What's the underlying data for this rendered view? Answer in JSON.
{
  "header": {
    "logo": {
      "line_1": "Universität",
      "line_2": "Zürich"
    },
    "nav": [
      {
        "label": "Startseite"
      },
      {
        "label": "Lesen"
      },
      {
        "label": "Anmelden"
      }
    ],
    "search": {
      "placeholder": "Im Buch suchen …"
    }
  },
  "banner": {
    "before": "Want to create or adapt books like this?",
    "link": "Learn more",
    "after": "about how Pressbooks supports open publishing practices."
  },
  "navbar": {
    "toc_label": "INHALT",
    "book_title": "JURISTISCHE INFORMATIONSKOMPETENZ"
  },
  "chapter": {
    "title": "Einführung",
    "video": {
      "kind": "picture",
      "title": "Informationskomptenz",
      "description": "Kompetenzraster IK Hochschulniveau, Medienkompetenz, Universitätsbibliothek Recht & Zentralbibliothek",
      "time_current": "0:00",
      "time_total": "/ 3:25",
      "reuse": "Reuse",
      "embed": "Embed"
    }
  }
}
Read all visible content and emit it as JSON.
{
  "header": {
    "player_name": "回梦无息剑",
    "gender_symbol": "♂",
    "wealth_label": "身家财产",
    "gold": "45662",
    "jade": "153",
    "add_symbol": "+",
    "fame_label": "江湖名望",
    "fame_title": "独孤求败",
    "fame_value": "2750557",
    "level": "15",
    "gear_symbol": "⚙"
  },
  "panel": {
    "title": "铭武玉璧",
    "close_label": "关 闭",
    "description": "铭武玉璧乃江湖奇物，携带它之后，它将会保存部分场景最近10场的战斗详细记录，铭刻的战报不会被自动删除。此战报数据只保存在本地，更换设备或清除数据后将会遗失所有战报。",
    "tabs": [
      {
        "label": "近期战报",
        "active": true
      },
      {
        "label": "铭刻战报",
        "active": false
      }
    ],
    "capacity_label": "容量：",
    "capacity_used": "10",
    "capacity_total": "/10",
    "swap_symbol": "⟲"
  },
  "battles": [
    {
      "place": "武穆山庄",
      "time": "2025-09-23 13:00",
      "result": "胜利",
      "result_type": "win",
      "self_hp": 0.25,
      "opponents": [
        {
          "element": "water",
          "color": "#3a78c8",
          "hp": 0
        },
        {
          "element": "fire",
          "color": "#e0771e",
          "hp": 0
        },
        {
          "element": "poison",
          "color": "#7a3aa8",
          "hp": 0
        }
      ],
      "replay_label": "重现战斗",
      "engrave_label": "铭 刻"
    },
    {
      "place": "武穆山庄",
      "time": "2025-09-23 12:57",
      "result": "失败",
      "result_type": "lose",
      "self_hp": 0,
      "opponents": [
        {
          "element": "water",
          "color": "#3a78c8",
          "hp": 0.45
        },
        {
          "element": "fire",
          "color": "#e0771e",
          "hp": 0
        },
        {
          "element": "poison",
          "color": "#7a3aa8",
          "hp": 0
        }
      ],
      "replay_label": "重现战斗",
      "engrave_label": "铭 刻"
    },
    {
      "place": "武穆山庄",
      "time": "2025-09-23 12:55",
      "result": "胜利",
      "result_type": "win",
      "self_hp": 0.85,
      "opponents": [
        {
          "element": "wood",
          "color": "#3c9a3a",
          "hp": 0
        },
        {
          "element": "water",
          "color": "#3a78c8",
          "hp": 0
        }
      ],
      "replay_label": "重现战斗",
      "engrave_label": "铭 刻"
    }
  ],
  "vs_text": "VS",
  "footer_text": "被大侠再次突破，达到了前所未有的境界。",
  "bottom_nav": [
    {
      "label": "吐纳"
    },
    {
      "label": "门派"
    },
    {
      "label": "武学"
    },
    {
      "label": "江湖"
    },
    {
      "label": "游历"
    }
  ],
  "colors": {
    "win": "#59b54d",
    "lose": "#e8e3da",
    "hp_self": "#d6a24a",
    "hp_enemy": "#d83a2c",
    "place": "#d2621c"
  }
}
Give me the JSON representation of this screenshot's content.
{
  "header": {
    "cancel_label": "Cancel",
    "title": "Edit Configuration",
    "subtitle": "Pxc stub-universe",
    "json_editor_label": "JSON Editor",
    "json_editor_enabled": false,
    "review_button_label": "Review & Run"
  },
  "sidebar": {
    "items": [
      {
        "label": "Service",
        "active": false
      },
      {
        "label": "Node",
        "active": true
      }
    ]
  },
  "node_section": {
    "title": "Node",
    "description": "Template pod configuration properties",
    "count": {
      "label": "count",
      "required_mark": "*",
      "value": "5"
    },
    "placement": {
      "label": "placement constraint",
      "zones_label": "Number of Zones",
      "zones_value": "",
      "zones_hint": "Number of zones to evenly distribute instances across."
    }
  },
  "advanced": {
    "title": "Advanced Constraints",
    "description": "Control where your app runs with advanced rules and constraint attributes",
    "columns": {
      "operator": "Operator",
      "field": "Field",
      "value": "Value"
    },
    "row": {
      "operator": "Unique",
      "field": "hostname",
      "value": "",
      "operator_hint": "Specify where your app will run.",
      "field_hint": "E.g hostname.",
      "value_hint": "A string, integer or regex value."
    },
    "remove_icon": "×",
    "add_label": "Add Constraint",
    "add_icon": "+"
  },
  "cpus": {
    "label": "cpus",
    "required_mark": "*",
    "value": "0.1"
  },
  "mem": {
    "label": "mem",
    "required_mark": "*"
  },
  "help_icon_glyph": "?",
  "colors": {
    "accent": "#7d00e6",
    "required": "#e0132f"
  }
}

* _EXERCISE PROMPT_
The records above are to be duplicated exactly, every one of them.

* _ANSWER TO THE PROBLEM_
What's the underlying data for this rendered view? Answer in JSON.
{
  "header": {
    "logo": {
      "line_1": "Universität",
      "line_2": "Zürich"
    },
    "nav": [
      {
        "label": "Startseite"
      },
      {
        "label": "Lesen"
      },
      {
        "label": "Anmelden"
      }
    ],
    "search": {
      "placeholder": "Im Buch suchen …"
    }
  },
  "banner": {
    "before": "Want to create or adapt books like this?",
    "link": "Learn more",
    "after": "about how Pressbooks supports open publishing practices."
  },
  "navbar": {
    "toc_label": "INHALT",
    "book_title": "JURISTISCHE INFORMATIONSKOMPETENZ"
  },
  "chapter": {
    "title": "Einführung",
    "video": {
      "kind": "picture",
      "title": "Informationskomptenz",
      "description": "Kompetenzraster IK Hochschulniveau, Medienkompetenz, Universitätsbibliothek Recht & Zentralbibliothek",
      "time_current": "0:00",
      "time_total": "/ 3:25",
      "reuse": "Reuse",
      "embed": "Embed"
    }
  }
}
Read all visible content and emit it as JSON.
{
  "header": {
    "player_name": "回梦无息剑",
    "gender_symbol": "♂",
    "wealth_label": "身家财产",
    "gold": "45662",
    "jade": "153",
    "add_symbol": "+",
    "fame_label": "江湖名望",
    "fame_title": "独孤求败",
    "fame_value": "2750557",
    "level": "15",
    "gear_symbol": "⚙"
  },
  "panel": {
    "title": "铭武玉璧",
    "close_label": "关 闭",
    "description": "铭武玉璧乃江湖奇物，携带它之后，它将会保存部分场景最近10场的战斗详细记录，铭刻的战报不会被自动删除。此战报数据只保存在本地，更换设备或清除数据后将会遗失所有战报。",
    "tabs": [
      {
        "label": "近期战报",
        "active": true
      },
      {
        "label": "铭刻战报",
        "active": false
      }
    ],
    "capacity_label": "容量：",
    "capacity_used": "10",
    "capacity_total": "/10",
    "swap_symbol": "⟲"
  },
  "battles": [
    {
      "place": "武穆山庄",
      "time": "2025-09-23 13:00",
      "result": "胜利",
      "result_type": "win",
      "self_hp": 0.25,
      "opponents": [
        {
          "element": "water",
          "color": "#3a78c8",
          "hp": 0
        },
        {
          "element": "fire",
          "color": "#e0771e",
          "hp": 0
        },
        {
          "element": "poison",
          "color": "#7a3aa8",
          "hp": 0
        }
      ],
      "replay_label": "重现战斗",
      "engrave_label": "铭 刻"
    },
    {
      "place": "武穆山庄",
      "time": "2025-09-23 12:57",
      "result": "失败",
      "result_type": "lose",
      "self_hp": 0,
      "opponents": [
        {
          "element": "water",
          "color": "#3a78c8",
          "hp": 0.45
        },
        {
          "element": "fire",
          "color": "#e0771e",
          "hp": 0
        },
        {
          "element": "poison",
          "color": "#7a3aa8",
          "hp": 0
        }
      ],
      "replay_label": "重现战斗",
      "engrave_label": "铭 刻"
    },
    {
      "place": "武穆山庄",
      "time": "2025-09-23 12:55",
      "result": "胜利",
      "result_type": "win",
      "self_hp": 0.85,
      "opponents": [
        {
          "element": "wood",
          "color": "#3c9a3a",
          "hp": 0
        },
        {
          "element": "water",
          "color": "#3a78c8",
          "hp": 0
        }
      ],
      "replay_label": "重现战斗",
      "engrave_label": "铭 刻"
    }
  ],
  "vs_text": "VS",
  "footer_text": "被大侠再次突破，达到了前所未有的境界。",
  "bottom_nav": [
    {
      "label": "吐纳"
    },
    {
      "label": "门派"
    },
    {
      "label": "武学"
    },
    {
      "label": "江湖"
    },
    {
      "label": "游历"
    }
  ],
  "colors": {
    "win": "#59b54d",
    "lose": "#e8e3da",
    "hp_self": "#d6a24a",
    "hp_enemy": "#d83a2c",
    "place": "#d2621c"
  }
}
Give me the JSON representation of this screenshot's content.
{
  "header": {
    "cancel_label": "Cancel",
    "title": "Edit Configuration",
    "subtitle": "Pxc stub-universe",
    "json_editor_label": "JSON Editor",
    "json_editor_enabled": false,
    "review_button_label": "Review & Run"
  },
  "sidebar": {
    "items": [
      {
        "label": "Service",
        "active": false
      },
      {
        "label": "Node",
        "active": true
      }
    ]
  },
  "node_section": {
    "title": "Node",
    "description": "Template pod configuration properties",
    "count": {
      "label": "count",
      "required_mark": "*",
      "value": "5"
    },
    "placement": {
      "label": "placement constraint",
      "zones_label": "Number of Zones",
      "zones_value": "",
      "zones_hint": "Number of zones to evenly distribute instances across."
    }
  },
  "advanced": {
    "title": "Advanced Constraints",
    "description": "Control where your app runs with advanced rules and constraint attributes",
    "columns": {
      "operator": "Operator",
      "field": "Field",
      "value": "Value"
    },
    "row": {
      "operator": "Unique",
      "field": "hostname",
      "value": "",
      "operator_hint": "Specify where your app will run.",
      "field_hint": "E.g hostname.",
      "value_hint": "A string, integer or regex value."
    },
    "remove_icon": "×",
    "add_label": "Add Constraint",
    "add_icon": "+"
  },
  "cpus": {
    "label": "cpus",
    "required_mark": "*",
    "value": "0.1"
  },
  "mem": {
    "label": "mem",
    "required_mark": "*"
  },
  "help_icon_glyph": "?",
  "colors": {
    "accent": "#7d00e6",
    "required": "#e0132f"
  }
}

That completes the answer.